Exercise directions:
What lines of the data below hold the string "Stan"? Copy each one out.
══ Information provided ══
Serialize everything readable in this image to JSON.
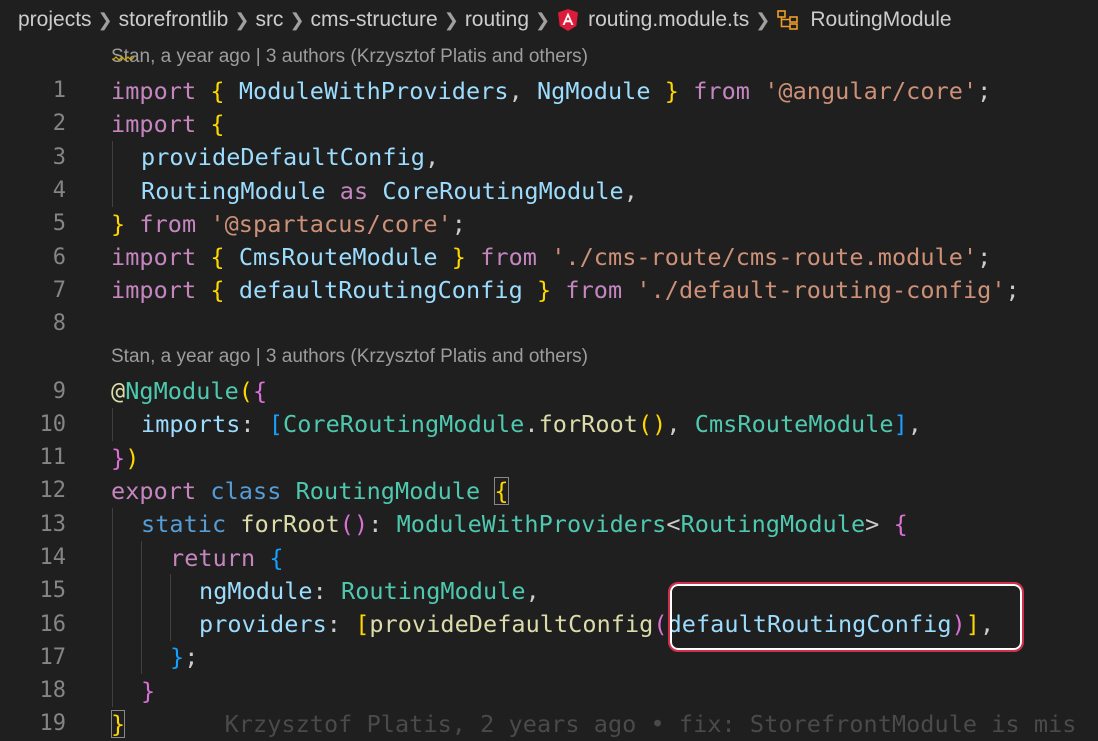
{
  "breadcrumb": {
    "items": [
      "projects",
      "storefrontlib",
      "src",
      "cms-structure",
      "routing"
    ],
    "file": "routing.module.ts",
    "symbol": "RoutingModule"
  },
  "codelens": {
    "top": "Stan, a year ago | 3 authors (Krzysztof Platis and others)",
    "middle": "Stan, a year ago | 3 authors (Krzysztof Platis and others)"
  },
  "lines": [
    "1",
    "2",
    "3",
    "4",
    "5",
    "6",
    "7",
    "8",
    "9",
    "10",
    "11",
    "12",
    "13",
    "14",
    "15",
    "16",
    "17",
    "18",
    "19"
  ],
  "code": {
    "l1": [
      "import",
      "{",
      "ModuleWithProviders",
      ",",
      "NgModule",
      "}",
      "from",
      "'@angular/core'",
      ";"
    ],
    "l2": [
      "import",
      "{"
    ],
    "l3": [
      "provideDefaultConfig",
      ","
    ],
    "l4": [
      "RoutingModule",
      "as",
      "CoreRoutingModule",
      ","
    ],
    "l5": [
      "}",
      "from",
      "'@spartacus/core'",
      ";"
    ],
    "l6": [
      "import",
      "{",
      "CmsRouteModule",
      "}",
      "from",
      "'./cms-route/cms-route.module'",
      ";"
    ],
    "l7": [
      "import",
      "{",
      "defaultRoutingConfig",
      "}",
      "from",
      "'./default-routing-config'",
      ";"
    ],
    "l9": [
      "@",
      "NgModule",
      "(",
      "{"
    ],
    "l10": [
      "imports",
      ":",
      "[",
      "CoreRoutingModule",
      ".",
      "forRoot",
      "(",
      ")",
      ",",
      "CmsRouteModule",
      "]",
      ","
    ],
    "l11": [
      "}",
      ")"
    ],
    "l12": [
      "export",
      "class",
      "RoutingModule",
      "{"
    ],
    "l13": [
      "static",
      "forRoot",
      "(",
      ")",
      ":",
      "ModuleWithProviders",
      "<",
      "RoutingModule",
      ">",
      "{"
    ],
    "l14": [
      "return",
      "{"
    ],
    "l15": [
      "ngModule",
      ":",
      "RoutingModule",
      ","
    ],
    "l16": [
      "providers",
      ":",
      "[",
      "provideDefaultConfig",
      "(",
      "defaultRoutingConfig",
      ")",
      "]",
      ","
    ],
    "l17": [
      "}",
      ";"
    ],
    "l18": [
      "}"
    ],
    "l19": [
      "}"
    ]
  },
  "blame_inline": "Krzysztof Platis, 2 years ago • fix: StorefrontModule is mis",
  "colors": {
    "background": "#1f1f1f",
    "keyword": "#c586c0",
    "storage": "#569cd6",
    "variable": "#9cdcfe",
    "type": "#4ec9b0",
    "function": "#dcdcaa",
    "string": "#ce9178",
    "highlight": "#d0304a"
  },
  "icons": {
    "file": "angular-icon",
    "symbol": "class-symbol-icon"
  }
}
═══
Exercise solution:
    "top": "Stan, a year ago | 3 authors (Krzysztof Platis and others)",
    "middle": "Stan, a year ago | 3 authors (Krzysztof Platis and others)"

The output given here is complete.